in our art process is what will seduce you back.

The practice of art making sometimes needs a nudge to get it going again.
Know this happens to all of us.

What are some of the ways you jump start your art?
Let us know in the comments below.

I am in Phoenix today but kind of wishing I was in the studio.
Regardless of whether I am in the studio or not,
I always take time on Sunday to think about what I am making or want to be making.
Reading and commenting back with all of you is part of my art day too.
So thank you.

Have a great studio day if you are able to get there!


PS If you are new to Art2life,
click on the link below to get my free Color Tips PDF.

This can help improve the color in your art.

Color Tips Download.

Maybe you are not an artist?

Do you ever have the thought that maybe you can’t pull off making your art?
Or even worse, that you are not an artist after all?

I know I have.
I hear a lot about this challenge from other artists.

But you know what?
These limiting beliefs don’t have to occupy any space in your life.
They serve no purpose.
They certainly don’t help you make your art.

In today’s video I am going to share the 3 ideas that can help
eliminate the doubts that inevitably creep up on all of us
when pursuing our art.

I share 3 ideas that have helped me stay focused on making my art.
These can help keep the doubts at bay regarding your
creative potential, that naturally come up from time to time.

#1 You are original.

There are 7.7 Billion on Earth this year.
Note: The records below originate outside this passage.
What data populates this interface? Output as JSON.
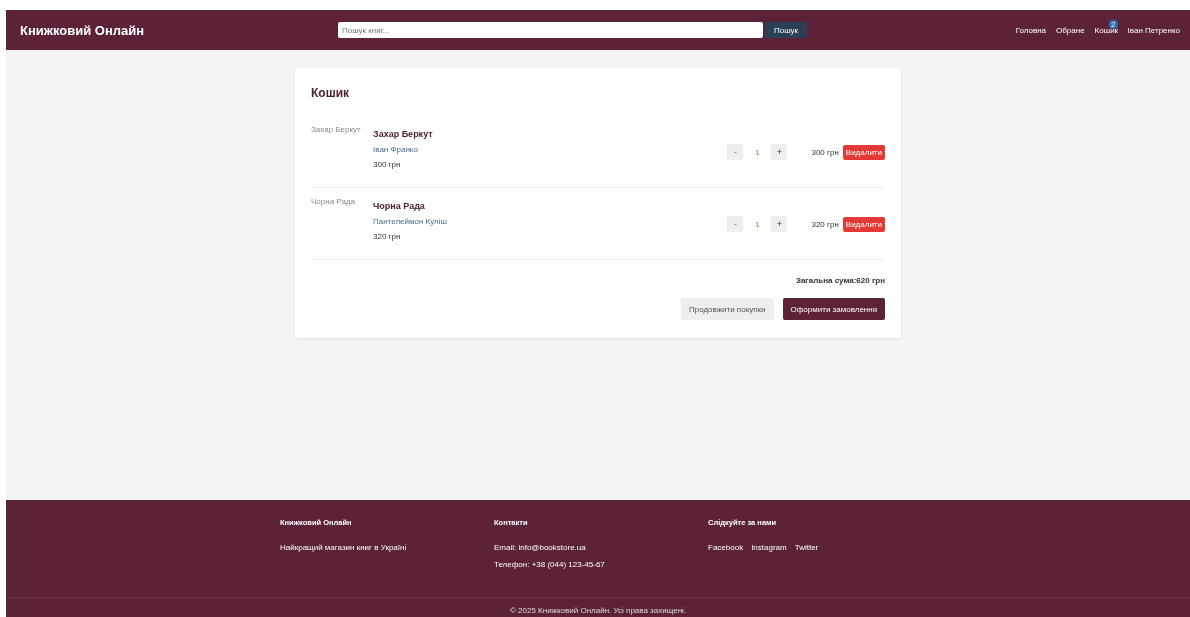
{
  "header": {
    "logo": "Книжковий Онлайн",
    "search": {
      "placeholder": "Пошук книг...",
      "button": "Пошук"
    },
    "nav": [
      {
        "label": "Головна"
      },
      {
        "label": "Обране"
      },
      {
        "label": "Кошик",
        "badge": "2"
      },
      {
        "label": "Іван Петренко"
      }
    ]
  },
  "cart": {
    "title": "Кошик",
    "items": [
      {
        "image_alt": "Захар Беркут",
        "title": "Захар Беркут",
        "author": "Іван Франко",
        "price": "300 грн",
        "minus": "-",
        "quantity": "1",
        "plus": "+",
        "line_total": "300 грн",
        "remove": "Видалити"
      },
      {
        "image_alt": "Чорна Рада",
        "title": "Чорна Рада",
        "author": "Пантелеймон Куліш",
        "price": "320 грн",
        "minus": "-",
        "quantity": "1",
        "plus": "+",
        "line_total": "320 грн",
        "remove": "Видалити"
      }
    ],
    "total": "Загальна сума:620 грн",
    "continue_button": "Продовжити покупки",
    "checkout_button": "Оформити замовлення"
  },
  "footer": {
    "columns": [
      {
        "title": "Книжковий Онлайн",
        "lines": [
          "Найкращий магазин книг в Україні"
        ]
      },
      {
        "title": "Контакти",
        "lines": [
          "Email: info@bookstore.ua",
          "Телефон: +38 (044) 123-45-67"
        ]
      },
      {
        "title": "Слідкуйте за нами",
        "links": [
          "Facebook",
          "Instagram",
          "Twitter"
        ]
      }
    ],
    "copyright": "© 2025 Книжковий Онлайн. Усі права захищені."
  }
}
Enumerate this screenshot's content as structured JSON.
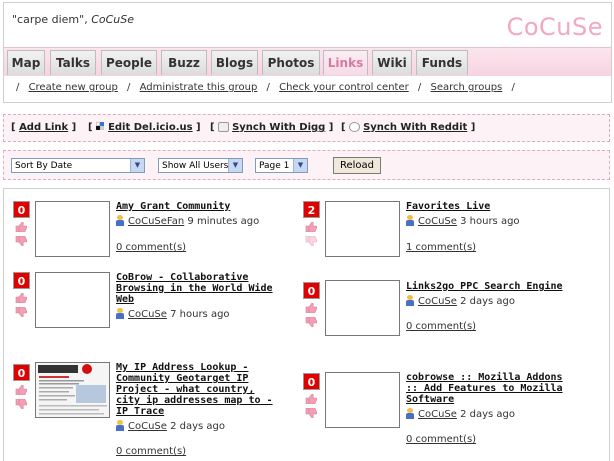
{
  "header": {
    "motto": "\"carpe diem\",",
    "motto_author": "CoCuSe",
    "logo": "CoCuSe"
  },
  "tabs": [
    {
      "label": "Map"
    },
    {
      "label": "Talks"
    },
    {
      "label": "People"
    },
    {
      "label": "Buzz"
    },
    {
      "label": "Blogs"
    },
    {
      "label": "Photos"
    },
    {
      "label": "Links",
      "active": true
    },
    {
      "label": "Wiki"
    },
    {
      "label": "Funds"
    }
  ],
  "subnav": [
    "Create new group",
    "Administrate this group",
    "Check your control center",
    "Search groups"
  ],
  "linkbar": {
    "add": "Add Link",
    "delicious": "Edit Del.icio.us",
    "digg": "Synch With Digg",
    "reddit": "Synch With Reddit"
  },
  "filters": {
    "sort": "Sort By Date",
    "users": "Show All Users",
    "page": "Page 1",
    "reload": "Reload"
  },
  "links": [
    {
      "votes": "0",
      "title": "Amy Grant Community",
      "user": "CoCuSeFan",
      "time": "9 minutes ago",
      "comments": "0 comment(s)"
    },
    {
      "votes": "2",
      "title": "Favorites Live",
      "user": "CoCuSe",
      "time": "3 hours ago",
      "comments": "1 comment(s)"
    },
    {
      "votes": "0",
      "title": "CoBrow - Collaborative Browsing in the World Wide Web",
      "user": "CoCuSe",
      "time": "7 hours ago",
      "comments": "0 comment(s)"
    },
    {
      "votes": "0",
      "title": "Links2go PPC Search Engine",
      "user": "CoCuSe",
      "time": "2 days ago",
      "comments": "0 comment(s)"
    },
    {
      "votes": "0",
      "title": "My IP Address Lookup - Community Geotarget IP Project - what country, city ip addresses map to - IP Trace",
      "user": "CoCuSe",
      "time": "2 days ago",
      "comments": "0 comment(s)"
    },
    {
      "votes": "0",
      "title": "cobrowse :: Mozilla Addons :: Add Features to Mozilla Software",
      "user": "CoCuSe",
      "time": "2 days ago",
      "comments": "0 comment(s)"
    }
  ],
  "colors": {
    "logo": "#f4a7c3",
    "active_tab": "#d77aa0",
    "vote_box": "#e00000"
  }
}
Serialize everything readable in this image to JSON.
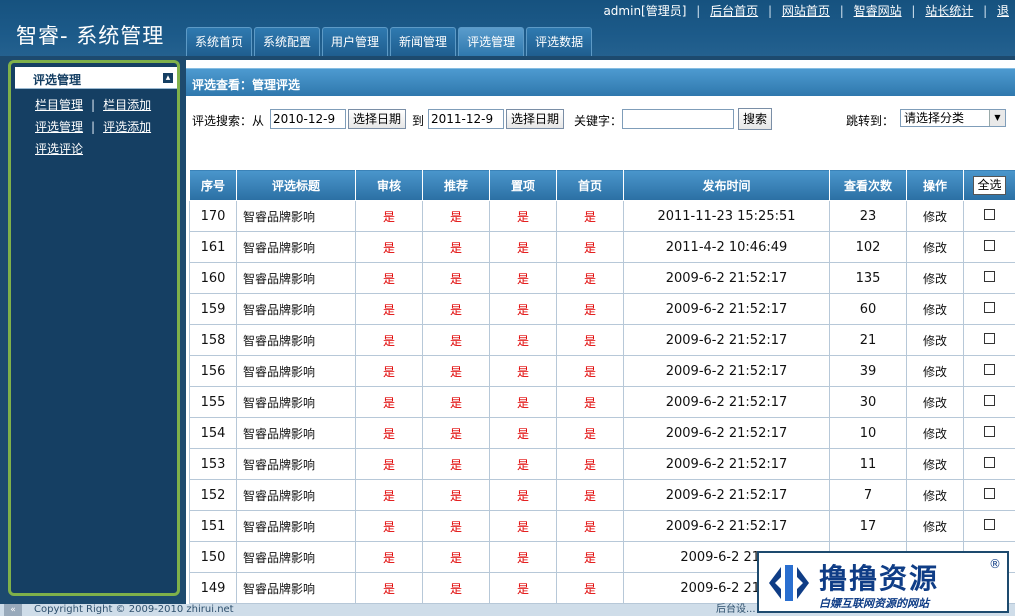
{
  "app": {
    "title": "智睿- 系统管理"
  },
  "toplinks": {
    "user": "admin[管理员]",
    "links": [
      "后台首页",
      "网站首页",
      "智睿网站",
      "站长统计"
    ],
    "edge_text": "退出"
  },
  "tabs": [
    {
      "label": "系统首页",
      "active": false
    },
    {
      "label": "系统配置",
      "active": false
    },
    {
      "label": "用户管理",
      "active": false
    },
    {
      "label": "新闻管理",
      "active": false
    },
    {
      "label": "评选管理",
      "active": true
    },
    {
      "label": "评选数据",
      "active": false
    }
  ],
  "sidebar": {
    "title": "评选管理",
    "rows": [
      {
        "a": "栏目管理",
        "b": "栏目添加"
      },
      {
        "a": "评选管理",
        "b": "评选添加"
      },
      {
        "a": "评选评论",
        "b": ""
      }
    ]
  },
  "panel": {
    "title": "评选查看：管理评选"
  },
  "search": {
    "label_from": "评选搜索：从",
    "date_from": "2010-12-9",
    "pick_date": "选择日期",
    "label_to": "到",
    "date_to": "2011-12-9",
    "label_keyword": "关键字：",
    "keyword_value": "",
    "search_button": "搜索",
    "jump_label": "跳转到：",
    "category_selected": "请选择分类"
  },
  "table": {
    "headers": [
      "序号",
      "评选标题",
      "审核",
      "推荐",
      "置项",
      "首页",
      "发布时间",
      "查看次数",
      "操作"
    ],
    "select_all": "全选",
    "rows": [
      {
        "id": "170",
        "title": "智睿品牌影响",
        "audit": "是",
        "recommend": "是",
        "top": "是",
        "home": "是",
        "time": "2011-11-23 15:25:51",
        "views": "23",
        "action": "修改"
      },
      {
        "id": "161",
        "title": "智睿品牌影响",
        "audit": "是",
        "recommend": "是",
        "top": "是",
        "home": "是",
        "time": "2011-4-2 10:46:49",
        "views": "102",
        "action": "修改"
      },
      {
        "id": "160",
        "title": "智睿品牌影响",
        "audit": "是",
        "recommend": "是",
        "top": "是",
        "home": "是",
        "time": "2009-6-2 21:52:17",
        "views": "135",
        "action": "修改"
      },
      {
        "id": "159",
        "title": "智睿品牌影响",
        "audit": "是",
        "recommend": "是",
        "top": "是",
        "home": "是",
        "time": "2009-6-2 21:52:17",
        "views": "60",
        "action": "修改"
      },
      {
        "id": "158",
        "title": "智睿品牌影响",
        "audit": "是",
        "recommend": "是",
        "top": "是",
        "home": "是",
        "time": "2009-6-2 21:52:17",
        "views": "21",
        "action": "修改"
      },
      {
        "id": "156",
        "title": "智睿品牌影响",
        "audit": "是",
        "recommend": "是",
        "top": "是",
        "home": "是",
        "time": "2009-6-2 21:52:17",
        "views": "39",
        "action": "修改"
      },
      {
        "id": "155",
        "title": "智睿品牌影响",
        "audit": "是",
        "recommend": "是",
        "top": "是",
        "home": "是",
        "time": "2009-6-2 21:52:17",
        "views": "30",
        "action": "修改"
      },
      {
        "id": "154",
        "title": "智睿品牌影响",
        "audit": "是",
        "recommend": "是",
        "top": "是",
        "home": "是",
        "time": "2009-6-2 21:52:17",
        "views": "10",
        "action": "修改"
      },
      {
        "id": "153",
        "title": "智睿品牌影响",
        "audit": "是",
        "recommend": "是",
        "top": "是",
        "home": "是",
        "time": "2009-6-2 21:52:17",
        "views": "11",
        "action": "修改"
      },
      {
        "id": "152",
        "title": "智睿品牌影响",
        "audit": "是",
        "recommend": "是",
        "top": "是",
        "home": "是",
        "time": "2009-6-2 21:52:17",
        "views": "7",
        "action": "修改"
      },
      {
        "id": "151",
        "title": "智睿品牌影响",
        "audit": "是",
        "recommend": "是",
        "top": "是",
        "home": "是",
        "time": "2009-6-2 21:52:17",
        "views": "17",
        "action": "修改"
      },
      {
        "id": "150",
        "title": "智睿品牌影响",
        "audit": "是",
        "recommend": "是",
        "top": "是",
        "home": "是",
        "time": "2009-6-2 21:5",
        "views": "",
        "action": ""
      },
      {
        "id": "149",
        "title": "智睿品牌影响",
        "audit": "是",
        "recommend": "是",
        "top": "是",
        "home": "是",
        "time": "2009-6-2 21:5",
        "views": "",
        "action": ""
      }
    ]
  },
  "footer": {
    "toggle": "«",
    "copyright": "Copyright Right © 2009-2010 zhirui.net",
    "right": "后台设..."
  },
  "watermark": {
    "title": "撸撸资源",
    "reg": "®",
    "subtitle": "白嫖互联网资源的网站"
  },
  "colors": {
    "header_bg": "#1c5a89",
    "accent": "#2f78ad",
    "flag_red": "#e00000",
    "sidebar_border": "#7fb04a"
  }
}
You are completely different than all of them. Next year there will be 100 million more. Your originality actually is increasing every year. Your art, if it is truly a reflection of you, will reflect this originality.

#2 All art making is learned. Period
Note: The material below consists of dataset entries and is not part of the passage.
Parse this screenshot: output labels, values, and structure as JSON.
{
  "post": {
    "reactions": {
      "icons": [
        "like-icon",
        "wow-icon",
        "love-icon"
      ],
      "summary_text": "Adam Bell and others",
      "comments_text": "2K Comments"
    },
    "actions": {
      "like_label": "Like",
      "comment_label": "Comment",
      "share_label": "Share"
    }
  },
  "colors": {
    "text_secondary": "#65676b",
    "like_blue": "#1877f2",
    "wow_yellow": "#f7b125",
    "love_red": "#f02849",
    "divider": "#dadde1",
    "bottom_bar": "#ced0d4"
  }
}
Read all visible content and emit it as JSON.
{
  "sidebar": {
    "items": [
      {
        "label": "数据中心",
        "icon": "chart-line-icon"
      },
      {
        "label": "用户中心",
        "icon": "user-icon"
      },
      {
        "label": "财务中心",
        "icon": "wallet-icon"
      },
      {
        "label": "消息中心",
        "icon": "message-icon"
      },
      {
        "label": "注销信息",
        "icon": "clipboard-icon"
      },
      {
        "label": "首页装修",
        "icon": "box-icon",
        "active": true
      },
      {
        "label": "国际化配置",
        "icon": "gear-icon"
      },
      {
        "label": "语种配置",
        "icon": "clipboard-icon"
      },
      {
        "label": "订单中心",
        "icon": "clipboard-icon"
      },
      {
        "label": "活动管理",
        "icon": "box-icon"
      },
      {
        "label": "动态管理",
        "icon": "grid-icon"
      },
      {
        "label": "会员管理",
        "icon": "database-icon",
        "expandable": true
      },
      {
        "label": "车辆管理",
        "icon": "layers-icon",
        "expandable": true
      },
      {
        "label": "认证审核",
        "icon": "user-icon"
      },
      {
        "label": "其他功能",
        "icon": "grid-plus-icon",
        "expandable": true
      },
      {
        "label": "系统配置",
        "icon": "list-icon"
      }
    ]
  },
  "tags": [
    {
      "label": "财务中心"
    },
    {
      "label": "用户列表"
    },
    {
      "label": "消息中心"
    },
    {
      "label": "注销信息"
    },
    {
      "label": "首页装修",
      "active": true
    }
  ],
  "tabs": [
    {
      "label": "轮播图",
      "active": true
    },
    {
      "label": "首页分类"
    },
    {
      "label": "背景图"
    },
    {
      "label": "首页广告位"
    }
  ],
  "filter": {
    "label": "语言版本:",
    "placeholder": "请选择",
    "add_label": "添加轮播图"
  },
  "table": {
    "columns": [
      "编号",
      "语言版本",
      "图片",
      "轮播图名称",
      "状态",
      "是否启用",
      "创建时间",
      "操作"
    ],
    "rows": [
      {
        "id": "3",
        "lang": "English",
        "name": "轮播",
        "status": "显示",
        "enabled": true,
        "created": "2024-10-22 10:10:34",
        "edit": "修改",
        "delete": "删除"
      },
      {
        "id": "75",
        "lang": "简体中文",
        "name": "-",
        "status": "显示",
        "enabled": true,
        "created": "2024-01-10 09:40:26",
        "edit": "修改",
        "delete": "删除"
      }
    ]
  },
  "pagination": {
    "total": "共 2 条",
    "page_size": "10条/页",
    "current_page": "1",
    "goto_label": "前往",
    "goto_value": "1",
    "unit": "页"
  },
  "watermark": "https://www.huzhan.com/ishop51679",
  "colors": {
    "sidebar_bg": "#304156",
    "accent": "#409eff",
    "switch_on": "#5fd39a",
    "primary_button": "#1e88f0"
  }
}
When we learn we generally go from worse to better. Doing things multiple times is how we progress. Never confuse the fact that you are simply learning with your creative capability. They are two different things. Learning, especially at the beginning, always looks messy.

#3 There is no such thing as talent

I have never met anyone that could not make original, strong art. All you need is desire, curiosity and to learn the basic art making information. Talent is not a magical gift given to some and not others. We all have the capacity to be extraordinarily creative. Talent, if there is such a thing, is given out in equal measure to all of us. Including you.

What are some of the limiting thoughts you have had?
How have you overcome them?

Let us know in the comments below. I have a feeling this is something we all have

Hope today is a great day for you.


PS Today is my youngest daughter Hannah’s birthday! Many of you might have met her at
one of my workshops….

Happy Birthday, Hannah!!!

PSS If you are new to Art2life, click on the link below to get my free Color Tips PDF.

This can help improve the color in your art.

Color Tips Download.